Roll Harmonica


This player harmonica was made by Emenee Musical Toys, a subsidiary of Emenee Industries, Inc. in Flushing, New York, around 1955-1968. It is a Roll Harmonica model, comprised of an orange plastic harmonica with 16 double holes, enclosed in an orange plastic case. There are two sprockets inside the case for perforated rolls. The Roll Harmonica is played by blowing through the external mouthpiece while turning an external handle that moves the roll over the holes of the harmonica, similar to a player piano. Instructions are pasted inside the case. With original paper packaging.

Emenee Industries was organized in 1949 and produced mainly organs and musical toys for children. Between 1955 and 1968, Emenee was located in Flushing, New York where it became a leading manufacturer of plastic toys while continuing to produce musical instruments.

In May of 1968, the Ohio Art Company, a toy company from Bryan, Ohio, purchased 51 percent of Emenee’s stock and the company’s production was moved to Stryker, Ohio.

Date Made: 1955-1968

Maker: Emenee Musical Toys

Location: Currently not on view

Place Made: United States: New York, Queens, Flushing

See more items in: Culture and the Arts: Musical Instruments, Music & Musical Instruments, Popular Entertainment, Harmonicas


Exhibition Location:

Credit Line: The Peter Kassan Collection

Data Source: National Museum of American History

Id Number: 1988.0783.491Accession Number: 1988.0783Catalog Number: 1988.0783.491

Object Name: harmonica

Physical Description: plastic (overall material)paper (overall material)ink (overall material)Measurements: harmonica: 3 1/2 in x 6 1/2 in x 6 1/2 in; 8.89 cm x 16.51 cm x 16.51 cmbox: 3 3/4 in x 12 in x 10 1/2 in; 9.525 cm x 30.48 cm x 26.67 cmleaflet: 5/8 in x 2 1/2 in x 3 9/16 in; 1.5875 cm x 6.35 cm x 9.04875 cm


Record Id: nmah_1306576

Our collection database is a work in progress.
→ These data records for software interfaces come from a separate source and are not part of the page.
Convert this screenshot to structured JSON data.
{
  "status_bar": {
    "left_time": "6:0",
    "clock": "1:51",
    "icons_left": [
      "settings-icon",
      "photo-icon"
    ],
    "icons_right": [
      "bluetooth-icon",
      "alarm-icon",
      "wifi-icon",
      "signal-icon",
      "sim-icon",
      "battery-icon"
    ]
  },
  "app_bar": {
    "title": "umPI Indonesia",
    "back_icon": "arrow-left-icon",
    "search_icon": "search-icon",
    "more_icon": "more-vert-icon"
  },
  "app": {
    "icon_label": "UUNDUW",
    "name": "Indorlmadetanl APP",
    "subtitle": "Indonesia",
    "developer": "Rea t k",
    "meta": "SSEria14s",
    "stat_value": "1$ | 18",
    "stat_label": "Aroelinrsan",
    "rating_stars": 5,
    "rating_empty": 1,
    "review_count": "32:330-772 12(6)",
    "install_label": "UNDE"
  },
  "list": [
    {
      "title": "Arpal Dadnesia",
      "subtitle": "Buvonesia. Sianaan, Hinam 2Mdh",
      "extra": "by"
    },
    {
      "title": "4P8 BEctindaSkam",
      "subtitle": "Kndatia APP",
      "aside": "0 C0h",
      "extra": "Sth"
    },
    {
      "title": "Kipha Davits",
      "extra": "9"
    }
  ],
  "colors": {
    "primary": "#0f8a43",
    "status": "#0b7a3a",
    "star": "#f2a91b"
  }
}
We may update this record based on further research and review. Learn more about our approach to sharing our collection online.

If you would like to know how you can use content on this page, see the Smithsonian's Terms of Use. If you need to request an image for publication or other use, please visit Rights and Reproductions.